Note: Uppercase P
To paste the buffer after the current line:
Undo and redo
To undo the last change:
Memorize: uh-oh :)
To redo the last change you just undid:
CTRL + R
To see the number of changes:
To undo the last two changes:
The Vim multi-level undo tree is very powerful. Read more about it here.
To open the file
index.html instead of the current one:
To save the file you’re currently editing:
Memorize: write to disk
To save the file with a different name, here changes.txt (ie. Save As):
Searching and replacing
To search and replace all occurences of a string in the file:
To search and replace, but prompt before replacing:
Syntax highlighting and Indentation
Turn on syntax highlighting:
Enable automatic indentation:
Increase indentation on multiple lines by selecting them in visual mode, and pressing:
Working with multiple files
server.py in a new tab:

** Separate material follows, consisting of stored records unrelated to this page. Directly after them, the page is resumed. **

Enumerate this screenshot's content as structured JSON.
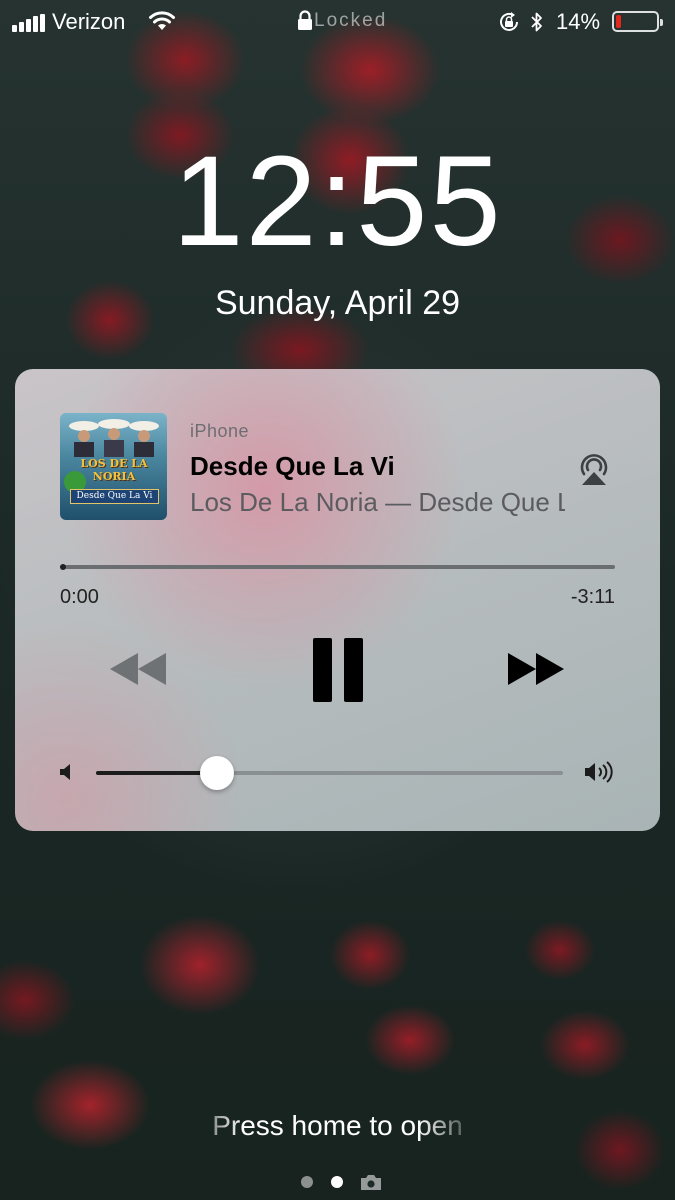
{
  "status_bar": {
    "carrier": "Verizon",
    "lock_text": "Locked",
    "battery_percent": "14%",
    "battery_level": 0.14,
    "battery_color": "#e0281e",
    "icons": [
      "signal-bars-icon",
      "wifi-icon",
      "padlock-icon",
      "rotation-lock-icon",
      "bluetooth-icon",
      "battery-icon"
    ]
  },
  "lock_screen": {
    "time": "12:55",
    "date": "Sunday, April 29",
    "press_home": "Press home to open",
    "page_indicator": {
      "count": 2,
      "active": 1,
      "extra_icon": "camera-icon"
    }
  },
  "now_playing": {
    "source": "iPhone",
    "title": "Desde Que La Vi",
    "subtitle": "Los De La Noria — Desde Que La Vi",
    "album_art": {
      "band_text": "LOS DE LA NORIA",
      "album_text": "Desde Que La Vi"
    },
    "elapsed": "0:00",
    "remaining": "-3:11",
    "progress": 0.0,
    "volume": 0.26,
    "controls": [
      "rewind-icon",
      "pause-icon",
      "fast-forward-icon"
    ],
    "airplay_icon": "airplay-icon"
  }
}
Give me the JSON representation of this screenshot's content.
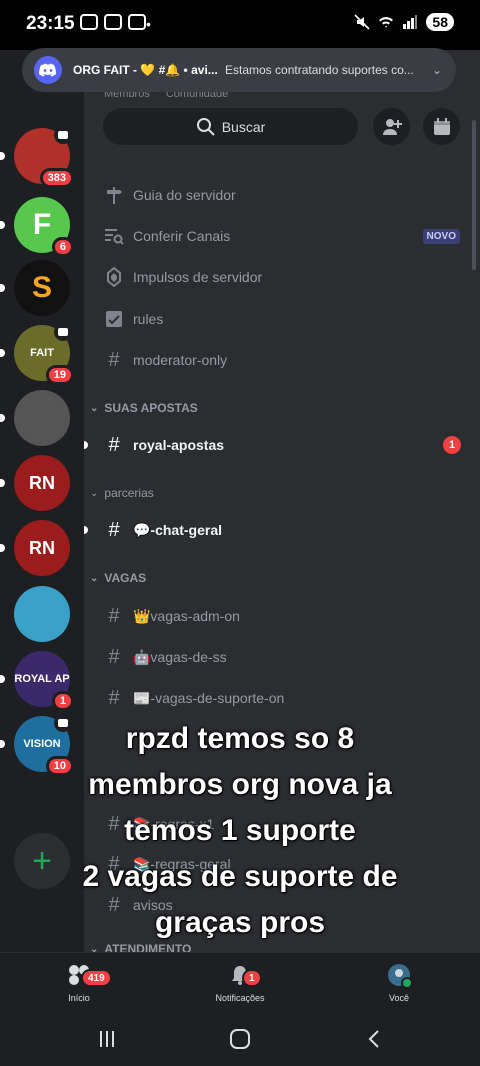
{
  "status_bar": {
    "time": "23:15",
    "battery": "58"
  },
  "notification": {
    "title": "ORG FAIT - 💛 #🔔 • avi...",
    "body": "Estamos contratando suportes co...",
    "icon": "discord-icon"
  },
  "header": {
    "members_label": "Membros",
    "community_label": "Comunidade",
    "search_label": "Buscar"
  },
  "servers": [
    {
      "name": "server-1",
      "color": "#b0302a",
      "badge": "383",
      "voice": true,
      "pip": true
    },
    {
      "name": "server-f",
      "letter": "F",
      "color": "#57c84d",
      "badge": "6",
      "voice": false,
      "pip": true
    },
    {
      "name": "server-s",
      "letter": "S",
      "color": "#111111",
      "letter_color": "#f5a623",
      "voice": false,
      "pip": true
    },
    {
      "name": "server-fait",
      "letter": "FAIT",
      "color": "#6b6b2a",
      "badge": "19",
      "voice": true,
      "pip": true
    },
    {
      "name": "server-5",
      "color": "#555555",
      "voice": false,
      "pip": true
    },
    {
      "name": "server-rn-1",
      "letter": "RN",
      "color": "#9b1c1c",
      "voice": false,
      "pip": true
    },
    {
      "name": "server-rn-2",
      "letter": "RN",
      "color": "#9b1c1c",
      "voice": false,
      "pip": true
    },
    {
      "name": "server-8",
      "color": "#3aa0c8",
      "voice": false,
      "pip": false
    },
    {
      "name": "server-royal-ap",
      "letter": "ROYAL AP",
      "color": "#3b2a6b",
      "badge": "1",
      "voice": false,
      "pip": true
    },
    {
      "name": "server-vision",
      "letter": "VISION",
      "color": "#1f6f9e",
      "badge": "10",
      "voice": true,
      "pip": true
    }
  ],
  "channels": {
    "guide": "Guia do servidor",
    "browse": "Conferir Canais",
    "browse_badge": "NOVO",
    "boosts": "Impulsos de servidor",
    "rules": "rules",
    "moderator": "moderator-only",
    "cat_suas_apostas": "SUAS APOSTAS",
    "royal_apostas": "royal-apostas",
    "royal_apostas_count": "1",
    "cat_parcerias": "parcerias",
    "chat_geral": "💬-chat-geral",
    "cat_vagas": "VAGAS",
    "vagas_adm": "👑vagas-adm-on",
    "vagas_ss": "🤖vagas-de-ss",
    "vagas_suporte": "📰-vagas-de-suporte-on",
    "regras_x1": "📚-regras-x1",
    "regras_geral": "📚-regras-geral",
    "avisos": "avisos",
    "cat_atendimento": "ATENDIMENTO"
  },
  "caption": {
    "line1": "rpzd temos so 8",
    "line2": "membros org nova ja",
    "line3": "temos 1 suporte",
    "line4": "2 vagas de suporte de",
    "line5": "graças pros"
  },
  "tabs": {
    "home": "Início",
    "home_badge": "419",
    "notifications": "Notificações",
    "notifications_badge": "1",
    "you": "Você"
  },
  "colors": {
    "accent": "#5865f2",
    "badge": "#f23f43",
    "online": "#23a55a"
  }
}
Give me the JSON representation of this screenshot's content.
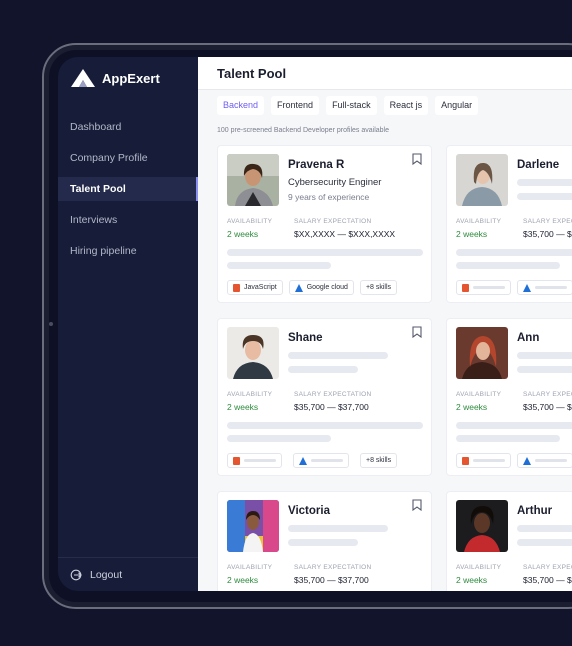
{
  "brand": {
    "name": "AppExert",
    "icon": "mountain-logo-icon"
  },
  "sidebar": {
    "items": [
      {
        "label": "Dashboard",
        "active": false
      },
      {
        "label": "Company Profile",
        "active": false
      },
      {
        "label": "Talent Pool",
        "active": true
      },
      {
        "label": "Interviews",
        "active": false
      },
      {
        "label": "Hiring pipeline",
        "active": false
      }
    ],
    "logout_label": "Logout"
  },
  "page": {
    "title": "Talent Pool",
    "filters": [
      "Backend",
      "Frontend",
      "Full-stack",
      "React js",
      "Angular"
    ],
    "active_filter": "Backend",
    "caption": "100 pre-screened Backend Developer profiles available"
  },
  "labels": {
    "availability": "AVAILABILITY",
    "salary": "SALARY EXPECTATION"
  },
  "candidates": [
    {
      "name": "Pravena R",
      "role": "Cybersecurity Enginer",
      "experience": "9 years of experience",
      "availability": "2 weeks",
      "salary": "$XX,XXXX — $XXX,XXXX",
      "tags": [
        "JavaScript",
        "Google cloud",
        "+8 skills"
      ]
    },
    {
      "name": "Darlene",
      "availability": "2 weeks",
      "salary": "$35,700 — $"
    },
    {
      "name": "Shane",
      "availability": "2 weeks",
      "salary": "$35,700 — $37,700",
      "more_skills": "+8 skills"
    },
    {
      "name": "Ann",
      "availability": "2 weeks",
      "salary": "$35,700 — $"
    },
    {
      "name": "Victoria",
      "availability": "2 weeks",
      "salary": "$35,700 — $37,700"
    },
    {
      "name": "Arthur",
      "availability": "2 weeks",
      "salary": "$35,700 — $"
    }
  ],
  "colors": {
    "accent": "#6d5ff0",
    "sidebar": "#171d39",
    "available": "#2e8a3e"
  }
}
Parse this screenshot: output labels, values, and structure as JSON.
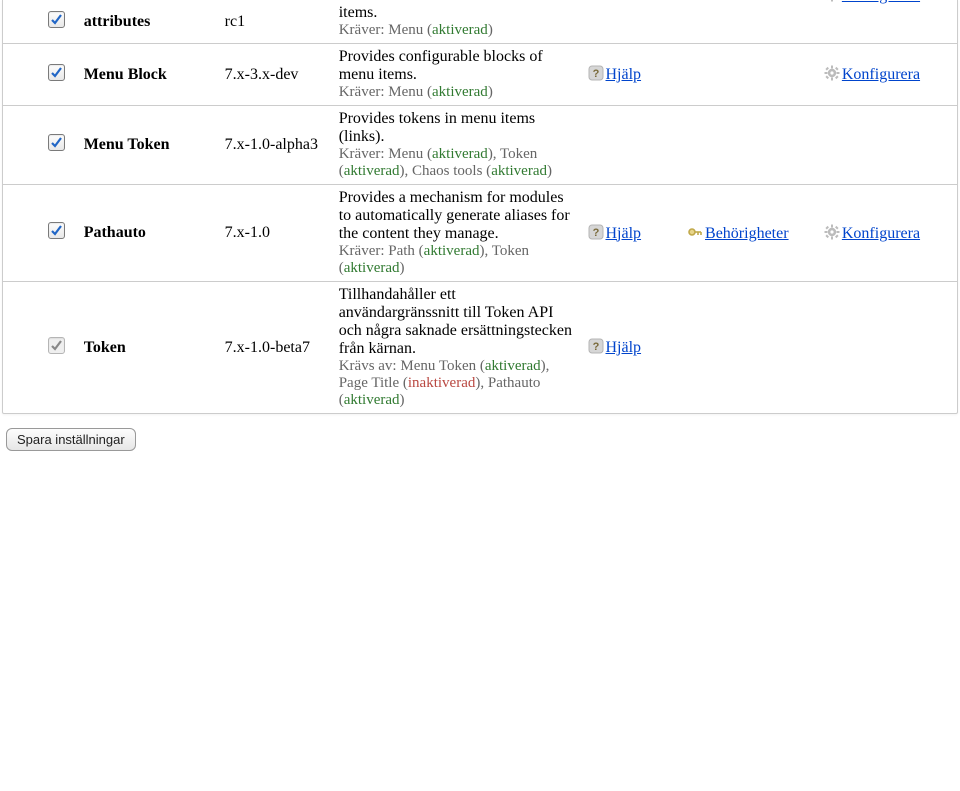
{
  "actions": {
    "help": "Hjälp",
    "permissions": "Behörigheter",
    "configure": "Konfigurera"
  },
  "save_button": "Spara inställningar",
  "strings": {
    "requires_prefix": "Kräver: ",
    "required_by_prefix": "Krävs av: ",
    "activated": "aktiverad",
    "inactivated": "inaktiverad"
  },
  "rows": [
    {
      "cb": {
        "checked": true,
        "disabled": false
      },
      "name": "attributes",
      "version": "rc1",
      "desc": "items.",
      "requires": [
        {
          "module": "Menu",
          "status": "activated"
        }
      ],
      "help": false,
      "permissions": false,
      "configure": false,
      "configure_overflow": true
    },
    {
      "cb": {
        "checked": true,
        "disabled": false
      },
      "name": "Menu Block",
      "version": "7.x-3.x-dev",
      "desc": "Provides configurable blocks of menu items.",
      "requires": [
        {
          "module": "Menu",
          "status": "activated"
        }
      ],
      "help": true,
      "permissions": false,
      "configure": true
    },
    {
      "cb": {
        "checked": true,
        "disabled": false
      },
      "name": "Menu Token",
      "version": "7.x-1.0-alpha3",
      "desc": "Provides tokens in menu items (links).",
      "requires": [
        {
          "module": "Menu",
          "status": "activated"
        },
        {
          "module": "Token",
          "status": "activated"
        },
        {
          "module": "Chaos tools",
          "status": "activated"
        }
      ],
      "help": false,
      "permissions": false,
      "configure": false
    },
    {
      "cb": {
        "checked": true,
        "disabled": false
      },
      "name": "Pathauto",
      "version": "7.x-1.0",
      "desc": "Provides a mechanism for modules to automatically generate aliases for the content they manage.",
      "requires": [
        {
          "module": "Path",
          "status": "activated"
        },
        {
          "module": "Token",
          "status": "activated"
        }
      ],
      "help": true,
      "permissions": true,
      "configure": true
    },
    {
      "cb": {
        "checked": true,
        "disabled": true
      },
      "name": "Token",
      "version": "7.x-1.0-beta7",
      "desc": "Tillhandahåller ett användargränssnitt till Token API och några saknade ersättningstecken från kärnan.",
      "required_by": [
        {
          "module": "Menu Token",
          "status": "activated"
        },
        {
          "module": "Page Title",
          "status": "inactivated"
        },
        {
          "module": "Pathauto",
          "status": "activated"
        }
      ],
      "help": true,
      "permissions": false,
      "configure": false
    }
  ]
}
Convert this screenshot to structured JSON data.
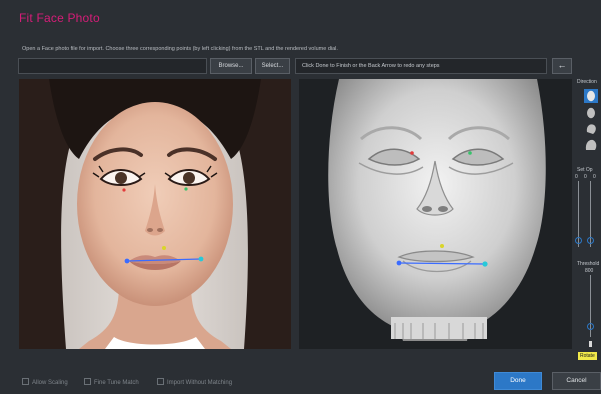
{
  "window": {
    "title": "Fit Face Photo"
  },
  "instructions": "Open a Face photo file for import. Choose three corresponding points (by left clicking) from the STL and the rendered volume dial.",
  "toolbar": {
    "path_value": "",
    "browse_label": "Browse...",
    "select_label": "Select...",
    "status_text": "Click Done to Finish or the Back Arrow to redo any steps",
    "back_glyph": "←"
  },
  "side_panel": {
    "direction_label": "Direction",
    "opacity_label": "Set Op",
    "opacity_ticks": [
      "0",
      "0",
      "0"
    ],
    "threshold_label": "Threshold",
    "threshold_value": "800",
    "rotate_label": "Rotate"
  },
  "options": {
    "allow_scaling": "Allow Scaling",
    "fine_tune_match": "Fine Tune Match",
    "import_without_matching": "Import Without Matching"
  },
  "footer": {
    "done_label": "Done",
    "cancel_label": "Cancel"
  },
  "icons": {
    "back": "left-arrow-icon",
    "views": [
      "head-front-icon",
      "head-side-icon",
      "head-oblique-icon",
      "head-back-icon"
    ]
  },
  "colors": {
    "title": "#d61d78",
    "accent_button": "#2c78c7",
    "rotate_badge": "#f1e94a",
    "landmark_blue": "#3b6cff",
    "landmark_green": "#37c26a",
    "landmark_red": "#e23b3b",
    "landmark_cyan": "#27c9d9",
    "landmark_yellow": "#d9d52a"
  }
}
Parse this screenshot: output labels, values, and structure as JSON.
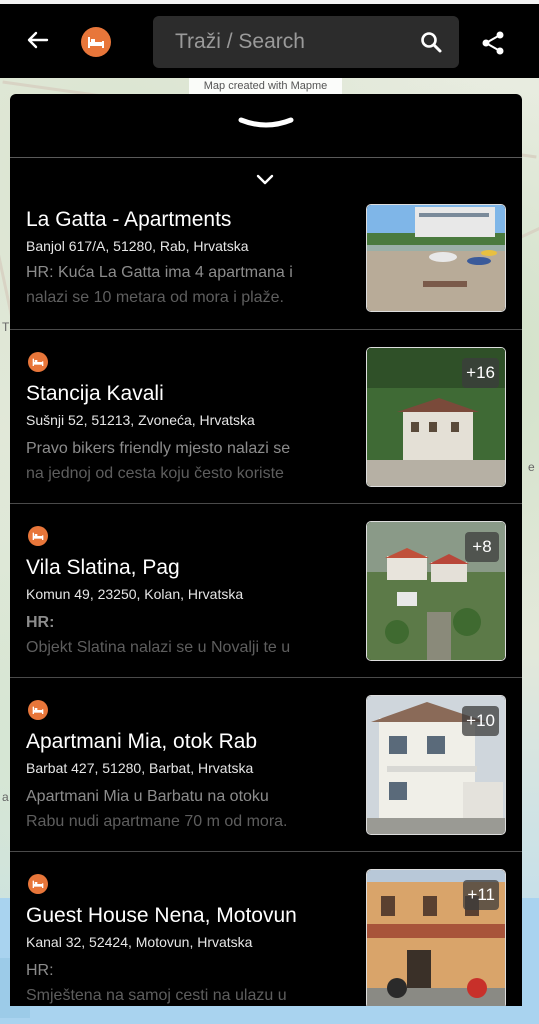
{
  "topbar": {
    "search_placeholder": "Traži / Search"
  },
  "map": {
    "credit": "Map created with Mapme"
  },
  "colors": {
    "accent": "#e8763a",
    "panel": "#000000",
    "topbar": "#000000"
  },
  "icons": [
    "back-arrow-icon",
    "bed-icon",
    "search-icon",
    "share-icon",
    "chevron-down-icon"
  ],
  "listings": [
    {
      "title": "La Gatta - Apartments",
      "address": "Banjol 617/A, 51280, Rab, Hrvatska",
      "desc_line1": "HR: Kuća La Gatta ima 4 apartmana i",
      "desc_line2": "nalazi se 10 metara od mora i plaže.",
      "photo_count": ""
    },
    {
      "title": "Stancija Kavali",
      "address": "Sušnji 52, 51213, Zvoneća, Hrvatska",
      "desc_line1": "Pravo bikers friendly mjesto nalazi se",
      "desc_line2": "na jednoj od cesta koju često koriste",
      "photo_count": "+16"
    },
    {
      "title": "Vila Slatina, Pag",
      "address": "Komun 49, 23250, Kolan, Hrvatska",
      "desc_line1": "HR:",
      "desc_line2": "Objekt Slatina nalazi se u Novalji te u",
      "photo_count": "+8"
    },
    {
      "title": "Apartmani Mia, otok Rab",
      "address": "Barbat 427, 51280, Barbat, Hrvatska",
      "desc_line1": "Apartmani Mia u Barbatu na otoku",
      "desc_line2": "Rabu nudi apartmane 70 m od mora.",
      "photo_count": "+10"
    },
    {
      "title": "Guest House Nena, Motovun",
      "address": "Kanal 32, 52424, Motovun, Hrvatska",
      "desc_line1": "HR:",
      "desc_line2": "Smještena na samoj cesti na ulazu u",
      "photo_count": "+11"
    }
  ]
}
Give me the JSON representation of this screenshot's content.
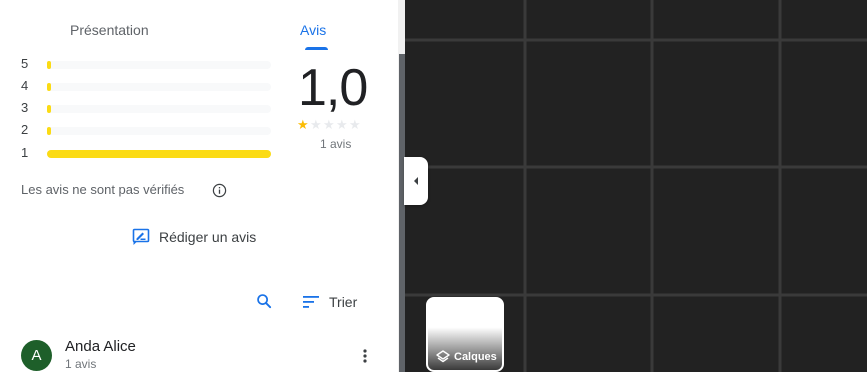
{
  "tabs": [
    {
      "label": "Présentation",
      "active": false
    },
    {
      "label": "Avis",
      "active": true
    }
  ],
  "histogram": [
    {
      "stars": "5",
      "fraction": 0.02
    },
    {
      "stars": "4",
      "fraction": 0.02
    },
    {
      "stars": "3",
      "fraction": 0.02
    },
    {
      "stars": "2",
      "fraction": 0.02
    },
    {
      "stars": "1",
      "fraction": 1.0
    }
  ],
  "summary": {
    "rating": "1,0",
    "stars_filled": 1,
    "stars_total": 5,
    "count": "1 avis"
  },
  "notice": {
    "text": "Les avis ne sont pas vérifiés",
    "icon": "info-icon"
  },
  "actions": {
    "write_review": "Rédiger un avis",
    "write_review_icon": "rate-review-icon",
    "search_icon": "search-icon",
    "sort": "Trier",
    "sort_icon": "sort-icon"
  },
  "reviews": [
    {
      "initial": "A",
      "name": "Anda Alice",
      "count": "1 avis",
      "avatar_color": "#1e5f2a"
    }
  ],
  "map": {
    "layers_label": "Calques",
    "layers_icon": "layers-icon",
    "collapse_icon": "chevron-left-icon"
  },
  "colors": {
    "accent": "#1a73e8",
    "star": "#fbbc04",
    "bar": "#fbdb14",
    "map_bg": "#222222"
  }
}
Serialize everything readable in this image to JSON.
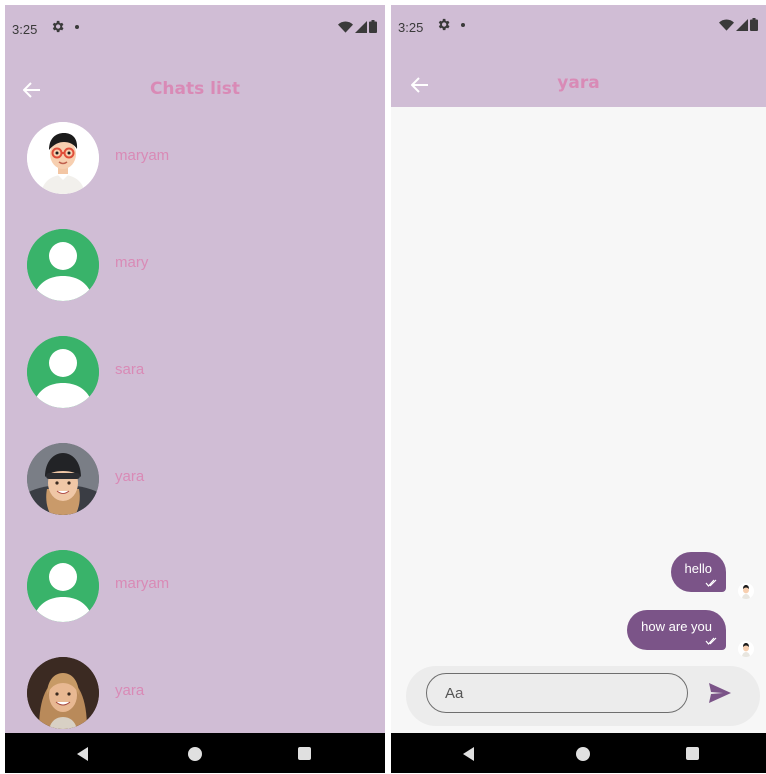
{
  "status_bar": {
    "time": "3:25"
  },
  "chats_screen": {
    "title": "Chats list",
    "chats": [
      {
        "name": "maryam",
        "avatar": "cartoon-boy-avatar"
      },
      {
        "name": "mary",
        "avatar": "default-person-avatar"
      },
      {
        "name": "sara",
        "avatar": "default-person-avatar"
      },
      {
        "name": "yara",
        "avatar": "photo-woman-beanie"
      },
      {
        "name": "maryam",
        "avatar": "default-person-avatar"
      },
      {
        "name": "yara",
        "avatar": "photo-woman-smiling"
      }
    ]
  },
  "chat_screen": {
    "title": "yara",
    "messages": [
      {
        "text": "hello",
        "status": "read"
      },
      {
        "text": "how are you",
        "status": "read"
      }
    ],
    "input_placeholder": "Aa"
  },
  "colors": {
    "app_bar": "#d0bdd5",
    "title_text": "#d98ab6",
    "bubble": "#7b5488",
    "default_avatar": "#39b36a",
    "nav_bar": "#000000"
  }
}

Memorize: tab edit
To move to the next tab on the right:
Memorize: tab next
To move to the previous tab on the left:
Memorize: tab previous
To close a tab, move to it and use
:wq as you would normally.
templates/base.html in a vertical split screen:
Memorize: vertical split
shared.js in a horizontal split screen:
Memorize: the ‘default’ horizontal split
To move between split screens:
CTRL + W + ARROW KEYS
To close a split screen, move to it and use
:wq as you would normally.
Configuring Vim: the .vimrc
Many of the commands you use to change how Vim looks and behaves can be made default by placing them in the
.vimrc. This is the Vim configuration file, and it lives in your home directory.
For example, placing this in
~/.vimrc will enable syntax highlighting and autoindentation by default:
syntax on set autoindent
Get some ideas for creating your dream .vimrc here.
More resources for life with Vim
Did I spark your interest? Great!
Here are some resources for you to continue learning:
- Dalibor Nasevic’s 12 intermediate/advanced Vim tips
- The official Vim wiki’s Best Vim Tips
- Zzapper’s huge list of Vim tips
Releaseworks Academy has a free online training course on Docker & Jenkins best practices: https://www.releaseworksacademy.com/courses/best-practices-docker-jenkins